### Work item
Task for the records below: count the lines that contain the word "true" and give only that number.

### Material for this task
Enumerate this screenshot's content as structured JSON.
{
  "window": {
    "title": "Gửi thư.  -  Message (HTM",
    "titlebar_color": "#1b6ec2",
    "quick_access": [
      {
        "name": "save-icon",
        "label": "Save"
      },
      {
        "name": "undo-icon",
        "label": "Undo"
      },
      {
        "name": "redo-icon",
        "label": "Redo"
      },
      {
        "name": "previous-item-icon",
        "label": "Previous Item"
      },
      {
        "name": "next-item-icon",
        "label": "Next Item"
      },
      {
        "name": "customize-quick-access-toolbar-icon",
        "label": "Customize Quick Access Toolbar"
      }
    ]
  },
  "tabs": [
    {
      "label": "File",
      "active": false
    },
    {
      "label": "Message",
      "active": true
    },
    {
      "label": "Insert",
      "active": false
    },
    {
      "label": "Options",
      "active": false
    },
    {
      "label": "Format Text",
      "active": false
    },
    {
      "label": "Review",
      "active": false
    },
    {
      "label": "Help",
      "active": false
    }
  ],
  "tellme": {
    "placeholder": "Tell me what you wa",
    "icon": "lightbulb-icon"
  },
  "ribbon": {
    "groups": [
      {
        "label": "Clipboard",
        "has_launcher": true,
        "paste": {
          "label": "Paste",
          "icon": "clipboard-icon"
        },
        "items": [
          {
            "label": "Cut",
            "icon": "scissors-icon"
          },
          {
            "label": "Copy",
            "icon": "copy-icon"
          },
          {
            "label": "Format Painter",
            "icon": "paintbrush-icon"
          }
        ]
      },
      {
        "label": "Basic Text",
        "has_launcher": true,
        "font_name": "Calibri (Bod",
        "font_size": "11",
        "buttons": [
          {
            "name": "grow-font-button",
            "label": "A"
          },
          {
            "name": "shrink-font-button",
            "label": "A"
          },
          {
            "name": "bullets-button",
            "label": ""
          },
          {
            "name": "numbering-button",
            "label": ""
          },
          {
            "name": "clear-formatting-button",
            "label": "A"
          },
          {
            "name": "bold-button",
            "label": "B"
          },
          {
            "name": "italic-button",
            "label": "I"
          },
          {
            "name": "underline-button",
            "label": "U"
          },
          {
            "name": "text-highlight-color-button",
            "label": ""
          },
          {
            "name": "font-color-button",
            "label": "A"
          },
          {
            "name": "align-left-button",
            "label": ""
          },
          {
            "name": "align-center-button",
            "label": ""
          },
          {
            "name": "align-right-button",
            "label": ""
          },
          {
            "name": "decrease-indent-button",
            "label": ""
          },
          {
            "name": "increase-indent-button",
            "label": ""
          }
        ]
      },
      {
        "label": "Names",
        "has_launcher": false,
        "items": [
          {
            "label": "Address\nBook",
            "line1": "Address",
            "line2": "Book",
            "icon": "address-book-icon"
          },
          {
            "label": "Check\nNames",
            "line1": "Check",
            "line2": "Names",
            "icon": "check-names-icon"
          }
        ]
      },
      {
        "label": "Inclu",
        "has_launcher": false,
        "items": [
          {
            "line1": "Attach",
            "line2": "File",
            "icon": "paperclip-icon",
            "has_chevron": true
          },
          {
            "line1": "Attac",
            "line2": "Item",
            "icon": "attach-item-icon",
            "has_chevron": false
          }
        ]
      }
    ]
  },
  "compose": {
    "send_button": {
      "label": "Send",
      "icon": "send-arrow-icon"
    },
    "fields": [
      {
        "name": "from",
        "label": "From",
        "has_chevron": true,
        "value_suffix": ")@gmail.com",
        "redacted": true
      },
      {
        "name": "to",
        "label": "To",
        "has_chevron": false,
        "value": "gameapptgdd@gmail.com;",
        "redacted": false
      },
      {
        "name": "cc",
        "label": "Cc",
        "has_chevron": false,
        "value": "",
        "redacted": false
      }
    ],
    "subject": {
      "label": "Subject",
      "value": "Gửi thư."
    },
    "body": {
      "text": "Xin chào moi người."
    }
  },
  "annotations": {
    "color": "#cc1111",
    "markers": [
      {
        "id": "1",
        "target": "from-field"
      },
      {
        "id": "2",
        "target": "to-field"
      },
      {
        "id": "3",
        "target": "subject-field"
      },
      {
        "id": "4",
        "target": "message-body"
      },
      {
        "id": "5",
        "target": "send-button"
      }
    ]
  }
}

### Exercise answer
6